Give back all of the data exactly as written.

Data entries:

=== Begin Enclosure ===

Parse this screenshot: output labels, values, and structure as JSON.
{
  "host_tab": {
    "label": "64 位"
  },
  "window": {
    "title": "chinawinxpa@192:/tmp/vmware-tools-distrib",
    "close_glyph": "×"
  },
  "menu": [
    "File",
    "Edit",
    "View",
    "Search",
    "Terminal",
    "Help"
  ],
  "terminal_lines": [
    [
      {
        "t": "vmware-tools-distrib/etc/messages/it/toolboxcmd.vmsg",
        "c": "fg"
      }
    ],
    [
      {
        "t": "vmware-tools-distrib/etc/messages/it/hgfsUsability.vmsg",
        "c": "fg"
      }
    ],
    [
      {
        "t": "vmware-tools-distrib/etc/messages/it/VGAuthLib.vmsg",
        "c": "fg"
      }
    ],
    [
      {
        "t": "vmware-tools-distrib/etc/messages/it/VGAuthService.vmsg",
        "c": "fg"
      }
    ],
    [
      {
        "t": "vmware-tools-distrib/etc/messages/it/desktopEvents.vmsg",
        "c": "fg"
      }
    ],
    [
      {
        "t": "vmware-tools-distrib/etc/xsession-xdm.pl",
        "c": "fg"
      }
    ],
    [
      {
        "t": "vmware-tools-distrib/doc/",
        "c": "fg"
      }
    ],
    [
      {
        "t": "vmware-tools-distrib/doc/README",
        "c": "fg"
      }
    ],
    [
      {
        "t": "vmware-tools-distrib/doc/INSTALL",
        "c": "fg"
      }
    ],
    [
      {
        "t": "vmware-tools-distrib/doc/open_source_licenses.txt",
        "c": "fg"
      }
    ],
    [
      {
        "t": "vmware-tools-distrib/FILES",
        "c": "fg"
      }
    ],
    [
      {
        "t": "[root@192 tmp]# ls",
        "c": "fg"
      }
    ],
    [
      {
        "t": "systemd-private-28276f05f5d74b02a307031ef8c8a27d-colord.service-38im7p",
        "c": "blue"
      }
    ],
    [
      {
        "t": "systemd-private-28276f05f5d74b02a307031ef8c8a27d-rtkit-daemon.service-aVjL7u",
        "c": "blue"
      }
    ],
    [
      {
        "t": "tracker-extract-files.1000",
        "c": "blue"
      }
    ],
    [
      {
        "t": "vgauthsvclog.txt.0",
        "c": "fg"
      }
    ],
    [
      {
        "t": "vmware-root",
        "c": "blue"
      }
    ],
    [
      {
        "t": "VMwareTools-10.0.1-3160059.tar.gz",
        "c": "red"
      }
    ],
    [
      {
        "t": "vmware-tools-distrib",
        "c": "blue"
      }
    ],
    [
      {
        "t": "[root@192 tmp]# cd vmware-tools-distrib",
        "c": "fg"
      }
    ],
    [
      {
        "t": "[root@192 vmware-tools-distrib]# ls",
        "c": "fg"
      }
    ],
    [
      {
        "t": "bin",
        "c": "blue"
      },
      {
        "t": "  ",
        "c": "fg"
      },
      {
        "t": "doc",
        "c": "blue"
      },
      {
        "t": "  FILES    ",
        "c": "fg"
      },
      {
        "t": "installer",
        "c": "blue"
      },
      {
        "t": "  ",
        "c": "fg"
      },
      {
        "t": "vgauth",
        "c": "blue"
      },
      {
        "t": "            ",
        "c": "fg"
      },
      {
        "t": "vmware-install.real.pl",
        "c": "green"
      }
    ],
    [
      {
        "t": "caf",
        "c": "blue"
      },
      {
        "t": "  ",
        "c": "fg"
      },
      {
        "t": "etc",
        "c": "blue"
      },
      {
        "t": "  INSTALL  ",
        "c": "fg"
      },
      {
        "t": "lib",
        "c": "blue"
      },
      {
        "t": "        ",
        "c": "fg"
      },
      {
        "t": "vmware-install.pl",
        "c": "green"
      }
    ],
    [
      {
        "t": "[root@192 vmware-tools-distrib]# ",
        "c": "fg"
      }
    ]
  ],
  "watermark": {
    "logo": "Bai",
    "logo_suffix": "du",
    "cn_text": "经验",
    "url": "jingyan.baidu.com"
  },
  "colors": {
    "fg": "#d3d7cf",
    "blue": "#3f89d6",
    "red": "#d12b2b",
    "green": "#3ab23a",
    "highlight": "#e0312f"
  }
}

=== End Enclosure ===

**Output below:**
Parse this screenshot: output labels, values, and structure as JSON.
{
  "host_tab": {
    "label": "64 位"
  },
  "window": {
    "title": "chinawinxpa@192:/tmp/vmware-tools-distrib",
    "close_glyph": "×"
  },
  "menu": [
    "File",
    "Edit",
    "View",
    "Search",
    "Terminal",
    "Help"
  ],
  "terminal_lines": [
    [
      {
        "t": "vmware-tools-distrib/etc/messages/it/toolboxcmd.vmsg",
        "c": "fg"
      }
    ],
    [
      {
        "t": "vmware-tools-distrib/etc/messages/it/hgfsUsability.vmsg",
        "c": "fg"
      }
    ],
    [
      {
        "t": "vmware-tools-distrib/etc/messages/it/VGAuthLib.vmsg",
        "c": "fg"
      }
    ],
    [
      {
        "t": "vmware-tools-distrib/etc/messages/it/VGAuthService.vmsg",
        "c": "fg"
      }
    ],
    [
      {
        "t": "vmware-tools-distrib/etc/messages/it/desktopEvents.vmsg",
        "c": "fg"
      }
    ],
    [
      {
        "t": "vmware-tools-distrib/etc/xsession-xdm.pl",
        "c": "fg"
      }
    ],
    [
      {
        "t": "vmware-tools-distrib/doc/",
        "c": "fg"
      }
    ],
    [
      {
        "t": "vmware-tools-distrib/doc/README",
        "c": "fg"
      }
    ],
    [
      {
        "t": "vmware-tools-distrib/doc/INSTALL",
        "c": "fg"
      }
    ],
    [
      {
        "t": "vmware-tools-distrib/doc/open_source_licenses.txt",
        "c": "fg"
      }
    ],
    [
      {
        "t": "vmware-tools-distrib/FILES",
        "c": "fg"
      }
    ],
    [
      {
        "t": "[root@192 tmp]# ls",
        "c": "fg"
      }
    ],
    [
      {
        "t": "systemd-private-28276f05f5d74b02a307031ef8c8a27d-colord.service-38im7p",
        "c": "blue"
      }
    ],
    [
      {
        "t": "systemd-private-28276f05f5d74b02a307031ef8c8a27d-rtkit-daemon.service-aVjL7u",
        "c": "blue"
      }
    ],
    [
      {
        "t": "tracker-extract-files.1000",
        "c": "blue"
      }
    ],
    [
      {
        "t": "vgauthsvclog.txt.0",
        "c": "fg"
      }
    ],
    [
      {
        "t": "vmware-root",
        "c": "blue"
      }
    ],
    [
      {
        "t": "VMwareTools-10.0.1-3160059.tar.gz",
        "c": "red"
      }
    ],
    [
      {
        "t": "vmware-tools-distrib",
        "c": "blue"
      }
    ],
    [
      {
        "t": "[root@192 tmp]# cd vmware-tools-distrib",
        "c": "fg"
      }
    ],
    [
      {
        "t": "[root@192 vmware-tools-distrib]# ls",
        "c": "fg"
      }
    ],
    [
      {
        "t": "bin",
        "c": "blue"
      },
      {
        "t": "  ",
        "c": "fg"
      },
      {
        "t": "doc",
        "c": "blue"
      },
      {
        "t": "  FILES    ",
        "c": "fg"
      },
      {
        "t": "installer",
        "c": "blue"
      },
      {
        "t": "  ",
        "c": "fg"
      },
      {
        "t": "vgauth",
        "c": "blue"
      },
      {
        "t": "            ",
        "c": "fg"
      },
      {
        "t": "vmware-install.real.pl",
        "c": "green"
      }
    ],
    [
      {
        "t": "caf",
        "c": "blue"
      },
      {
        "t": "  ",
        "c": "fg"
      },
      {
        "t": "etc",
        "c": "blue"
      },
      {
        "t": "  INSTALL  ",
        "c": "fg"
      },
      {
        "t": "lib",
        "c": "blue"
      },
      {
        "t": "        ",
        "c": "fg"
      },
      {
        "t": "vmware-install.pl",
        "c": "green"
      }
    ],
    [
      {
        "t": "[root@192 vmware-tools-distrib]# ",
        "c": "fg"
      }
    ]
  ],
  "watermark": {
    "logo": "Bai",
    "logo_suffix": "du",
    "cn_text": "经验",
    "url": "jingyan.baidu.com"
  },
  "colors": {
    "fg": "#d3d7cf",
    "blue": "#3f89d6",
    "red": "#d12b2b",
    "green": "#3ab23a",
    "highlight": "#e0312f"
  }
}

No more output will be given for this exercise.